= Records provided =
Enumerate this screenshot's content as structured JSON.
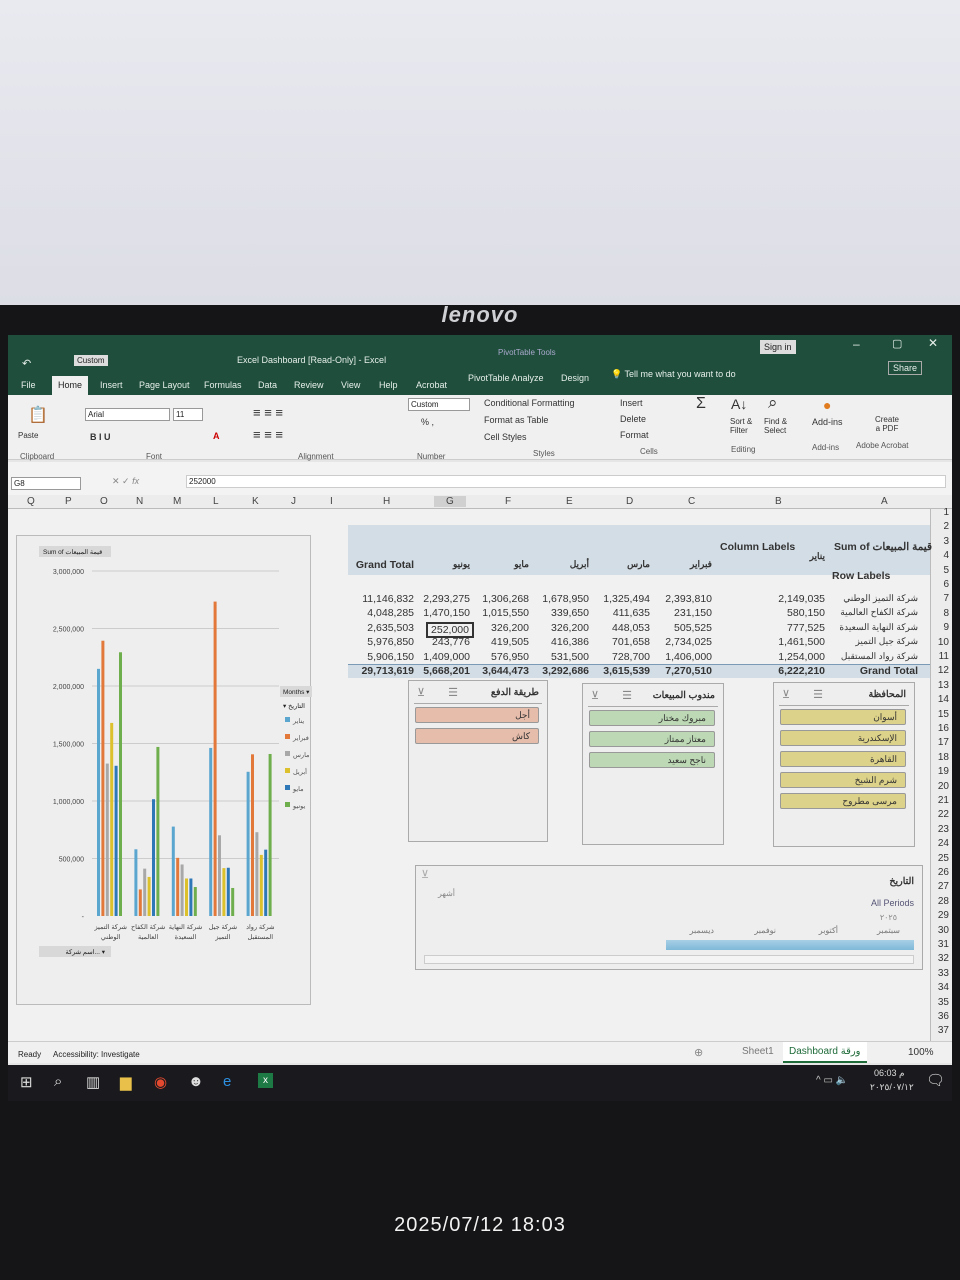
{
  "monitor": {
    "brand": "lenovo"
  },
  "photo_timestamp": "2025/07/12  18:03",
  "title": {
    "window": "Excel Dashboard  [Read-Only]  -  Excel",
    "contextual": "PivotTable Tools",
    "quick_style": "Custom",
    "sign_in": "Sign in",
    "share": "Share",
    "tell_me": "Tell me what you want to do"
  },
  "tabs": [
    "File",
    "Home",
    "Insert",
    "Page Layout",
    "Formulas",
    "Data",
    "Review",
    "View",
    "Help",
    "Acrobat",
    "PivotTable Analyze",
    "Design"
  ],
  "ribbon": {
    "paste": "Paste",
    "font_name": "Arial",
    "font_size": "11",
    "number_format": "Custom",
    "conditional": "Conditional Formatting",
    "format_table": "Format as Table",
    "cell_styles": "Cell Styles",
    "insert": "Insert",
    "delete": "Delete",
    "format": "Format",
    "sort": "Sort & Filter",
    "find": "Find & Select",
    "addins": "Add-ins",
    "create_pdf": "Create a PDF",
    "groups": {
      "clipboard": "Clipboard",
      "font": "Font",
      "alignment": "Alignment",
      "number": "Number",
      "styles": "Styles",
      "cells": "Cells",
      "editing": "Editing",
      "addins": "Add-ins",
      "acrobat": "Adobe Acrobat"
    }
  },
  "formula": {
    "name_box": "G8",
    "value": "252000"
  },
  "columns": [
    "A",
    "B",
    "C",
    "D",
    "E",
    "F",
    "G",
    "H",
    "I",
    "J",
    "K",
    "L",
    "M",
    "N",
    "O",
    "P",
    "Q"
  ],
  "pivot": {
    "corner": "Sum of قيمة المبيعات",
    "column_labels": "Column Labels",
    "row_labels": "Row Labels",
    "grand_total": "Grand Total",
    "months": [
      "يناير",
      "فبراير",
      "مارس",
      "أبريل",
      "مايو",
      "يونيو"
    ],
    "rows": [
      {
        "name": "شركة التميز الوطني",
        "values": [
          "2,149,035",
          "2,393,810",
          "1,325,494",
          "1,678,950",
          "1,306,268",
          "2,293,275",
          "11,146,832"
        ]
      },
      {
        "name": "شركة الكفاح العالمية",
        "values": [
          "580,150",
          "231,150",
          "411,635",
          "339,650",
          "1,015,550",
          "1,470,150",
          "4,048,285"
        ]
      },
      {
        "name": "شركة النهاية السعيدة",
        "values": [
          "777,525",
          "505,525",
          "448,053",
          "326,200",
          "326,200",
          "252,000",
          "2,635,503"
        ]
      },
      {
        "name": "شركة جيل التميز",
        "values": [
          "1,461,500",
          "2,734,025",
          "701,658",
          "416,386",
          "419,505",
          "243,776",
          "5,976,850"
        ]
      },
      {
        "name": "شركة رواد المستقبل",
        "values": [
          "1,254,000",
          "1,406,000",
          "728,700",
          "531,500",
          "576,950",
          "1,409,000",
          "5,906,150"
        ]
      }
    ],
    "totals": [
      "6,222,210",
      "7,270,510",
      "3,615,539",
      "3,292,686",
      "3,644,473",
      "5,668,201",
      "29,713,619"
    ]
  },
  "chart": {
    "value_button": "Sum of قيمة المبيعات",
    "axis_button": "اسم شركة...",
    "legend_button": "Months",
    "legend_sub": "التاريخ",
    "y_ticks": [
      "3,000,000",
      "2,500,000",
      "2,000,000",
      "1,500,000",
      "1,000,000",
      "500,000",
      "-"
    ],
    "y_max": 3000000,
    "categories": [
      "شركة التميز الوطني",
      "شركة الكفاح العالمية",
      "شركة النهاية السعيدة",
      "شركة جيل التميز",
      "شركة رواد المستقبل"
    ],
    "colors": [
      "#5aa6cf",
      "#e2793a",
      "#a8a8a8",
      "#dcc02c",
      "#2f78b8",
      "#6fae4c"
    ],
    "series": [
      [
        2149035,
        580150,
        777525,
        1461500,
        1254000
      ],
      [
        2393810,
        231150,
        505525,
        2734025,
        1406000
      ],
      [
        1325494,
        411635,
        448053,
        701658,
        728700
      ],
      [
        1678950,
        339650,
        326200,
        416386,
        531500
      ],
      [
        1306268,
        1015550,
        326200,
        419505,
        576950
      ],
      [
        2293275,
        1470150,
        252000,
        243776,
        1409000
      ]
    ]
  },
  "slicers": {
    "province": {
      "title": "المحافظة",
      "items": [
        "أسوان",
        "الإسكندرية",
        "القاهرة",
        "شرم الشيخ",
        "مرسى مطروح"
      ],
      "color": "#ddd28a"
    },
    "rep": {
      "title": "مندوب المبيعات",
      "items": [
        "مبروك مختار",
        "معتاز ممتاز",
        "ناجح سعيد"
      ],
      "color": "#bcd8b4"
    },
    "payment": {
      "title": "طريقة الدفع",
      "items": [
        "أجل",
        "كاش"
      ],
      "color": "#e6bcab"
    },
    "date": {
      "title": "التاريخ",
      "all": "All Periods",
      "year": "٢٠٢٥",
      "months": [
        "سبتمبر",
        "أكتوبر",
        "نوفمبر",
        "ديسمبر"
      ],
      "level": "أشهر"
    }
  },
  "status": {
    "ready": "Ready",
    "accessibility": "Accessibility: Investigate",
    "sheets": [
      "Sheet1",
      "Dashboard ورقة"
    ],
    "zoom": "100%"
  },
  "clock": {
    "time": "06:03 م",
    "date": "٢٠٢٥/٠٧/١٢"
  }
}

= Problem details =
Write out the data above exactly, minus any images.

= Reply to the task =
Enumerate this screenshot's content as structured JSON.
{
  "monitor": {
    "brand": "lenovo"
  },
  "photo_timestamp": "2025/07/12  18:03",
  "title": {
    "window": "Excel Dashboard  [Read-Only]  -  Excel",
    "contextual": "PivotTable Tools",
    "quick_style": "Custom",
    "sign_in": "Sign in",
    "share": "Share",
    "tell_me": "Tell me what you want to do"
  },
  "tabs": [
    "File",
    "Home",
    "Insert",
    "Page Layout",
    "Formulas",
    "Data",
    "Review",
    "View",
    "Help",
    "Acrobat",
    "PivotTable Analyze",
    "Design"
  ],
  "ribbon": {
    "paste": "Paste",
    "font_name": "Arial",
    "font_size": "11",
    "number_format": "Custom",
    "conditional": "Conditional Formatting",
    "format_table": "Format as Table",
    "cell_styles": "Cell Styles",
    "insert": "Insert",
    "delete": "Delete",
    "format": "Format",
    "sort": "Sort & Filter",
    "find": "Find & Select",
    "addins": "Add-ins",
    "create_pdf": "Create a PDF",
    "groups": {
      "clipboard": "Clipboard",
      "font": "Font",
      "alignment": "Alignment",
      "number": "Number",
      "styles": "Styles",
      "cells": "Cells",
      "editing": "Editing",
      "addins": "Add-ins",
      "acrobat": "Adobe Acrobat"
    }
  },
  "formula": {
    "name_box": "G8",
    "value": "252000"
  },
  "columns": [
    "A",
    "B",
    "C",
    "D",
    "E",
    "F",
    "G",
    "H",
    "I",
    "J",
    "K",
    "L",
    "M",
    "N",
    "O",
    "P",
    "Q"
  ],
  "pivot": {
    "corner": "Sum of قيمة المبيعات",
    "column_labels": "Column Labels",
    "row_labels": "Row Labels",
    "grand_total": "Grand Total",
    "months": [
      "يناير",
      "فبراير",
      "مارس",
      "أبريل",
      "مايو",
      "يونيو"
    ],
    "rows": [
      {
        "name": "شركة التميز الوطني",
        "values": [
          "2,149,035",
          "2,393,810",
          "1,325,494",
          "1,678,950",
          "1,306,268",
          "2,293,275",
          "11,146,832"
        ]
      },
      {
        "name": "شركة الكفاح العالمية",
        "values": [
          "580,150",
          "231,150",
          "411,635",
          "339,650",
          "1,015,550",
          "1,470,150",
          "4,048,285"
        ]
      },
      {
        "name": "شركة النهاية السعيدة",
        "values": [
          "777,525",
          "505,525",
          "448,053",
          "326,200",
          "326,200",
          "252,000",
          "2,635,503"
        ]
      },
      {
        "name": "شركة جيل التميز",
        "values": [
          "1,461,500",
          "2,734,025",
          "701,658",
          "416,386",
          "419,505",
          "243,776",
          "5,976,850"
        ]
      },
      {
        "name": "شركة رواد المستقبل",
        "values": [
          "1,254,000",
          "1,406,000",
          "728,700",
          "531,500",
          "576,950",
          "1,409,000",
          "5,906,150"
        ]
      }
    ],
    "totals": [
      "6,222,210",
      "7,270,510",
      "3,615,539",
      "3,292,686",
      "3,644,473",
      "5,668,201",
      "29,713,619"
    ]
  },
  "chart": {
    "value_button": "Sum of قيمة المبيعات",
    "axis_button": "اسم شركة...",
    "legend_button": "Months",
    "legend_sub": "التاريخ",
    "y_ticks": [
      "3,000,000",
      "2,500,000",
      "2,000,000",
      "1,500,000",
      "1,000,000",
      "500,000",
      "-"
    ],
    "y_max": 3000000,
    "categories": [
      "شركة التميز الوطني",
      "شركة الكفاح العالمية",
      "شركة النهاية السعيدة",
      "شركة جيل التميز",
      "شركة رواد المستقبل"
    ],
    "colors": [
      "#5aa6cf",
      "#e2793a",
      "#a8a8a8",
      "#dcc02c",
      "#2f78b8",
      "#6fae4c"
    ],
    "series": [
      [
        2149035,
        580150,
        777525,
        1461500,
        1254000
      ],
      [
        2393810,
        231150,
        505525,
        2734025,
        1406000
      ],
      [
        1325494,
        411635,
        448053,
        701658,
        728700
      ],
      [
        1678950,
        339650,
        326200,
        416386,
        531500
      ],
      [
        1306268,
        1015550,
        326200,
        419505,
        576950
      ],
      [
        2293275,
        1470150,
        252000,
        243776,
        1409000
      ]
    ]
  },
  "slicers": {
    "province": {
      "title": "المحافظة",
      "items": [
        "أسوان",
        "الإسكندرية",
        "القاهرة",
        "شرم الشيخ",
        "مرسى مطروح"
      ],
      "color": "#ddd28a"
    },
    "rep": {
      "title": "مندوب المبيعات",
      "items": [
        "مبروك مختار",
        "معتاز ممتاز",
        "ناجح سعيد"
      ],
      "color": "#bcd8b4"
    },
    "payment": {
      "title": "طريقة الدفع",
      "items": [
        "أجل",
        "كاش"
      ],
      "color": "#e6bcab"
    },
    "date": {
      "title": "التاريخ",
      "all": "All Periods",
      "year": "٢٠٢٥",
      "months": [
        "سبتمبر",
        "أكتوبر",
        "نوفمبر",
        "ديسمبر"
      ],
      "level": "أشهر"
    }
  },
  "status": {
    "ready": "Ready",
    "accessibility": "Accessibility: Investigate",
    "sheets": [
      "Sheet1",
      "Dashboard ورقة"
    ],
    "zoom": "100%"
  },
  "clock": {
    "time": "06:03 م",
    "date": "٢٠٢٥/٠٧/١٢"
  }
}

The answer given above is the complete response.